ABOUT THIS TASK:
Retype the entries below exactly, dropping the images.

Stored data entries:
========================================
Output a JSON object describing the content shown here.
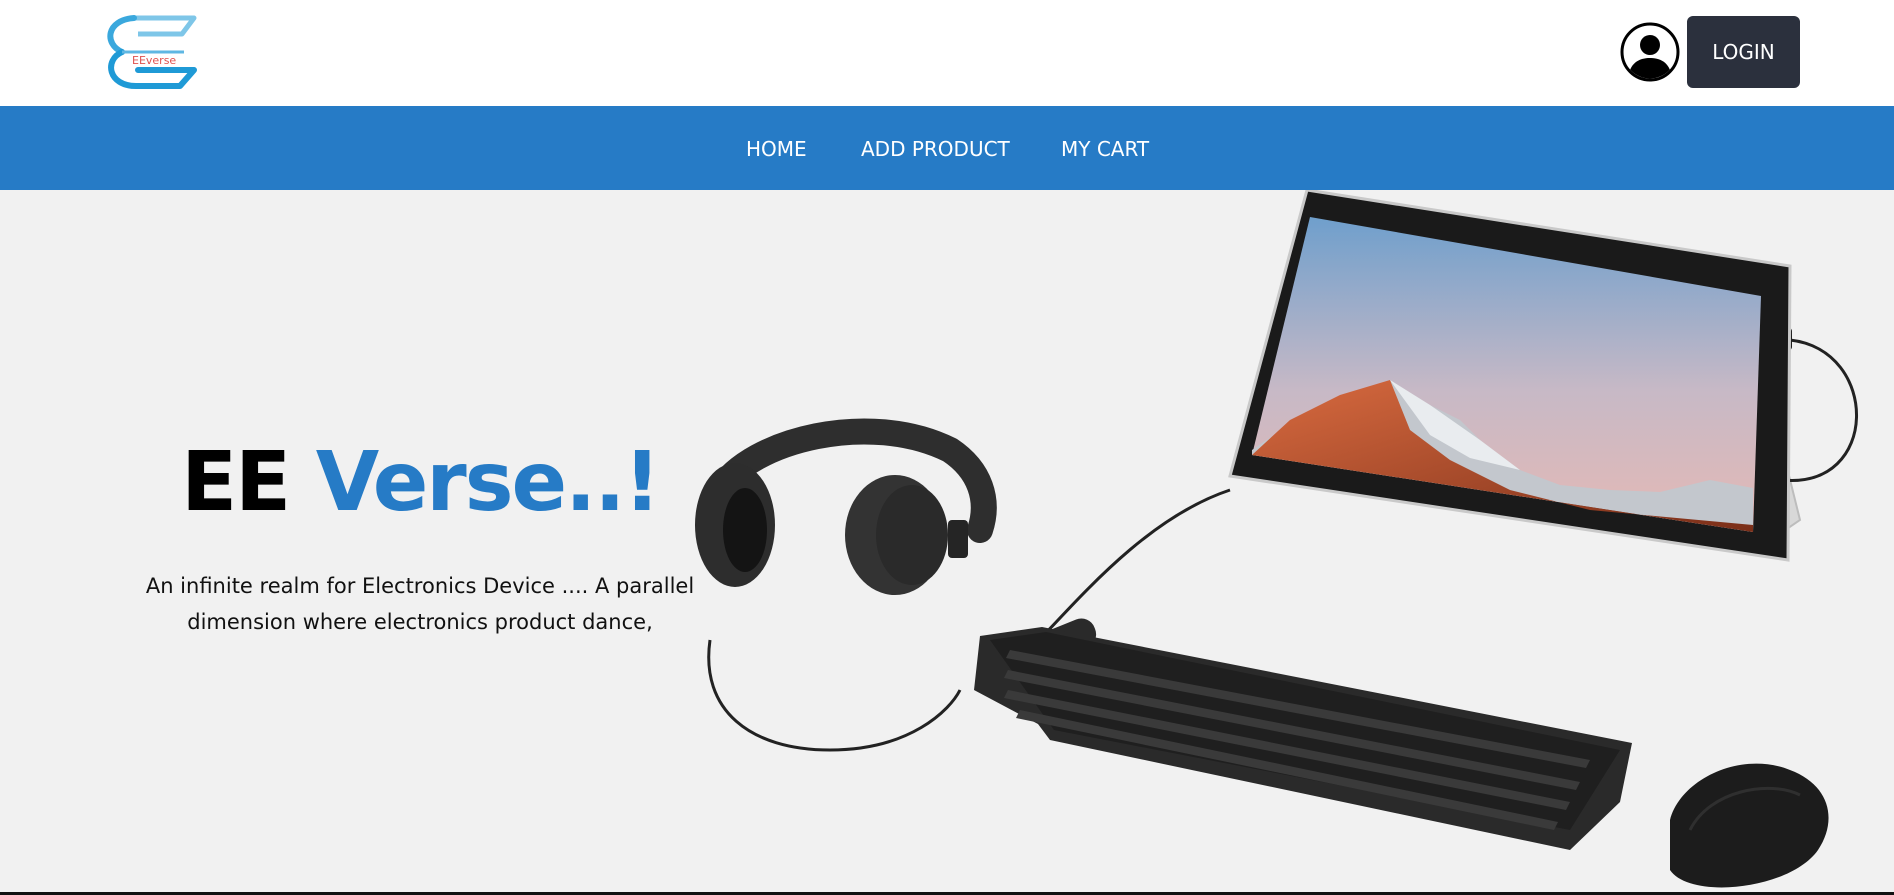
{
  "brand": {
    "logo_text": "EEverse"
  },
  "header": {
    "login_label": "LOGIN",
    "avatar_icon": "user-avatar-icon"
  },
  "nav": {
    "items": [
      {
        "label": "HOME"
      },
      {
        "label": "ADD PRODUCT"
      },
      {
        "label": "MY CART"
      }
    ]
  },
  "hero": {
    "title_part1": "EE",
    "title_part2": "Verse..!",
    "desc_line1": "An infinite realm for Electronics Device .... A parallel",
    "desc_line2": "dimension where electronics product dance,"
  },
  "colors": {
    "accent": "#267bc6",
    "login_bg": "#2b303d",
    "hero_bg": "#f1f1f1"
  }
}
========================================
ANSWER TO THIS EXERCISE:
Output a JSON object describing the content shown here.
{
  "brand": {
    "logo_text": "EEverse"
  },
  "header": {
    "login_label": "LOGIN",
    "avatar_icon": "user-avatar-icon"
  },
  "nav": {
    "items": [
      {
        "label": "HOME"
      },
      {
        "label": "ADD PRODUCT"
      },
      {
        "label": "MY CART"
      }
    ]
  },
  "hero": {
    "title_part1": "EE",
    "title_part2": "Verse..!",
    "desc_line1": "An infinite realm for Electronics Device .... A parallel",
    "desc_line2": "dimension where electronics product dance,"
  },
  "colors": {
    "accent": "#267bc6",
    "login_bg": "#2b303d",
    "hero_bg": "#f1f1f1"
  }
}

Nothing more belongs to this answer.